• _TASK INSTRUCTIONS_:
The response should be a precise copy of every entry.

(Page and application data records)
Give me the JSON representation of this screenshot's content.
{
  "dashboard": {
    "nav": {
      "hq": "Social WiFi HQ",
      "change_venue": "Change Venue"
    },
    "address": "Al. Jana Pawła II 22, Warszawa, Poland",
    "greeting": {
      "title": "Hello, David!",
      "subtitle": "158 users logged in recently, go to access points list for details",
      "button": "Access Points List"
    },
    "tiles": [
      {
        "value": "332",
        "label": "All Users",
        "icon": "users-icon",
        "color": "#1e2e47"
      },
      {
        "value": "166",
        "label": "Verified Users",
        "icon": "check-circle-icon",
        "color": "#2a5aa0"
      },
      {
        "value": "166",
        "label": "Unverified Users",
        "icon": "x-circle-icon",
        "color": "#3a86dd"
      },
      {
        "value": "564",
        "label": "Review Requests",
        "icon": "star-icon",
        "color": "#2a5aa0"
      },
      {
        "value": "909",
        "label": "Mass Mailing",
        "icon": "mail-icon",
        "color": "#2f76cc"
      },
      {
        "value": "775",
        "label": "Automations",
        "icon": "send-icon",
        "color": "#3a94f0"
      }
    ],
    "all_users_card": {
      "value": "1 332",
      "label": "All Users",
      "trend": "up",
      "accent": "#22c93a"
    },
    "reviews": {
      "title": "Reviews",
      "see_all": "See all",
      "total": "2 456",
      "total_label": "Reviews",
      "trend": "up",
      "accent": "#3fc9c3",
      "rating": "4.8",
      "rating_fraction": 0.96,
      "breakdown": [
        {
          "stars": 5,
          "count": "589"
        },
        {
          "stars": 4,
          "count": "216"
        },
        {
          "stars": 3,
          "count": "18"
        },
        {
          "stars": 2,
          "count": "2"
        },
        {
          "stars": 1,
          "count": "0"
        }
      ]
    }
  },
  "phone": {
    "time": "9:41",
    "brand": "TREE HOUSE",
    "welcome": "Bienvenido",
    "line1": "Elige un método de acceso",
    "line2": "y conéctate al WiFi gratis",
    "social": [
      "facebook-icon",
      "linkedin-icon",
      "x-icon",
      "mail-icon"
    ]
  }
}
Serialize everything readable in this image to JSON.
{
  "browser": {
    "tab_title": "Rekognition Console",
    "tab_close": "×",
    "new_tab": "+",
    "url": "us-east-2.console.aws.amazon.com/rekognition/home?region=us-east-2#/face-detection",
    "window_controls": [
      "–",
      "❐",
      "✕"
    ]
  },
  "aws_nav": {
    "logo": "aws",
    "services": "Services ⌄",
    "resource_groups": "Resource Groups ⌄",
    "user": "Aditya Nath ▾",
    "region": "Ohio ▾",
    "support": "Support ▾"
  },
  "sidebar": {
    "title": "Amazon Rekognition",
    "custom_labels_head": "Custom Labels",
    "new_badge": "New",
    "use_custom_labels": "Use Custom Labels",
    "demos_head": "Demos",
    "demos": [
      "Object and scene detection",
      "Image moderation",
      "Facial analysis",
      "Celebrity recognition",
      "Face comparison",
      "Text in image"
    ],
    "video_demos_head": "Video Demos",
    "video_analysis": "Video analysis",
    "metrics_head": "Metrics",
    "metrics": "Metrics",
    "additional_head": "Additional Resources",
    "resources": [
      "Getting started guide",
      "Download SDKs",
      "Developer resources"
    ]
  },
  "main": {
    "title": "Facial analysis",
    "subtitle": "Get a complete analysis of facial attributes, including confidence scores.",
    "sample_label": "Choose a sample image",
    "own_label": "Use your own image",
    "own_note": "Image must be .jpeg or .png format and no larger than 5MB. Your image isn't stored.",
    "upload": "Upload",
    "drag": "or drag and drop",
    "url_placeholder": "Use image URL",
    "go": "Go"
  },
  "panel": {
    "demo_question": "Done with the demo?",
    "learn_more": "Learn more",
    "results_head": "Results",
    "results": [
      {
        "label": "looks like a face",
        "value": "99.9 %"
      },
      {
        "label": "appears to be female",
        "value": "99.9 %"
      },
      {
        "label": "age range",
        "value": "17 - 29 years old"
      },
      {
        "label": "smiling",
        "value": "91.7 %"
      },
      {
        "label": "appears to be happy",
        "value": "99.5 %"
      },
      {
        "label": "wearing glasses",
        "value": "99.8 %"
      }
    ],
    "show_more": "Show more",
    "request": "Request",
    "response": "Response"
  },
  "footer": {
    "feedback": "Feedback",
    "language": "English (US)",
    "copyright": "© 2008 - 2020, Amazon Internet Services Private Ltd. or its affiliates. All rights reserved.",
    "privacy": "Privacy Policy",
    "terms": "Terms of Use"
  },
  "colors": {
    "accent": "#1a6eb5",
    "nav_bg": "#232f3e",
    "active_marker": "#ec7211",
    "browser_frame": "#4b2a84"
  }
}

• _WRITTEN SOLUTION_:
Give me the JSON representation of this screenshot's content.
{
  "dashboard": {
    "nav": {
      "hq": "Social WiFi HQ",
      "change_venue": "Change Venue"
    },
    "address": "Al. Jana Pawła II 22, Warszawa, Poland",
    "greeting": {
      "title": "Hello, David!",
      "subtitle": "158 users logged in recently, go to access points list for details",
      "button": "Access Points List"
    },
    "tiles": [
      {
        "value": "332",
        "label": "All Users",
        "icon": "users-icon",
        "color": "#1e2e47"
      },
      {
        "value": "166",
        "label": "Verified Users",
        "icon": "check-circle-icon",
        "color": "#2a5aa0"
      },
      {
        "value": "166",
        "label": "Unverified Users",
        "icon": "x-circle-icon",
        "color": "#3a86dd"
      },
      {
        "value": "564",
        "label": "Review Requests",
        "icon": "star-icon",
        "color": "#2a5aa0"
      },
      {
        "value": "909",
        "label": "Mass Mailing",
        "icon": "mail-icon",
        "color": "#2f76cc"
      },
      {
        "value": "775",
        "label": "Automations",
        "icon": "send-icon",
        "color": "#3a94f0"
      }
    ],
    "all_users_card": {
      "value": "1 332",
      "label": "All Users",
      "trend": "up",
      "accent": "#22c93a"
    },
    "reviews": {
      "title": "Reviews",
      "see_all": "See all",
      "total": "2 456",
      "total_label": "Reviews",
      "trend": "up",
      "accent": "#3fc9c3",
      "rating": "4.8",
      "rating_fraction": 0.96,
      "breakdown": [
        {
          "stars": 5,
          "count": "589"
        },
        {
          "stars": 4,
          "count": "216"
        },
        {
          "stars": 3,
          "count": "18"
        },
        {
          "stars": 2,
          "count": "2"
        },
        {
          "stars": 1,
          "count": "0"
        }
      ]
    }
  },
  "phone": {
    "time": "9:41",
    "brand": "TREE HOUSE",
    "welcome": "Bienvenido",
    "line1": "Elige un método de acceso",
    "line2": "y conéctate al WiFi gratis",
    "social": [
      "facebook-icon",
      "linkedin-icon",
      "x-icon",
      "mail-icon"
    ]
  }
}
Serialize everything readable in this image to JSON.
{
  "browser": {
    "tab_title": "Rekognition Console",
    "tab_close": "×",
    "new_tab": "+",
    "url": "us-east-2.console.aws.amazon.com/rekognition/home?region=us-east-2#/face-detection",
    "window_controls": [
      "–",
      "❐",
      "✕"
    ]
  },
  "aws_nav": {
    "logo": "aws",
    "services": "Services ⌄",
    "resource_groups": "Resource Groups ⌄",
    "user": "Aditya Nath ▾",
    "region": "Ohio ▾",
    "support": "Support ▾"
  },
  "sidebar": {
    "title": "Amazon Rekognition",
    "custom_labels_head": "Custom Labels",
    "new_badge": "New",
    "use_custom_labels": "Use Custom Labels",
    "demos_head": "Demos",
    "demos": [
      "Object and scene detection",
      "Image moderation",
      "Facial analysis",
      "Celebrity recognition",
      "Face comparison",
      "Text in image"
    ],
    "video_demos_head": "Video Demos",
    "video_analysis": "Video analysis",
    "metrics_head": "Metrics",
    "metrics": "Metrics",
    "additional_head": "Additional Resources",
    "resources": [
      "Getting started guide",
      "Download SDKs",
      "Developer resources"
    ]
  },
  "main": {
    "title": "Facial analysis",
    "subtitle": "Get a complete analysis of facial attributes, including confidence scores.",
    "sample_label": "Choose a sample image",
    "own_label": "Use your own image",
    "own_note": "Image must be .jpeg or .png format and no larger than 5MB. Your image isn't stored.",
    "upload": "Upload",
    "drag": "or drag and drop",
    "url_placeholder": "Use image URL",
    "go": "Go"
  },
  "panel": {
    "demo_question": "Done with the demo?",
    "learn_more": "Learn more",
    "results_head": "Results",
    "results": [
      {
        "label": "looks like a face",
        "value": "99.9 %"
      },
      {
        "label": "appears to be female",
        "value": "99.9 %"
      },
      {
        "label": "age range",
        "value": "17 - 29 years old"
      },
      {
        "label": "smiling",
        "value": "91.7 %"
      },
      {
        "label": "appears to be happy",
        "value": "99.5 %"
      },
      {
        "label": "wearing glasses",
        "value": "99.8 %"
      }
    ],
    "show_more": "Show more",
    "request": "Request",
    "response": "Response"
  },
  "footer": {
    "feedback": "Feedback",
    "language": "English (US)",
    "copyright": "© 2008 - 2020, Amazon Internet Services Private Ltd. or its affiliates. All rights reserved.",
    "privacy": "Privacy Policy",
    "terms": "Terms of Use"
  },
  "colors": {
    "accent": "#1a6eb5",
    "nav_bg": "#232f3e",
    "active_marker": "#ec7211",
    "browser_frame": "#4b2a84"
  }
}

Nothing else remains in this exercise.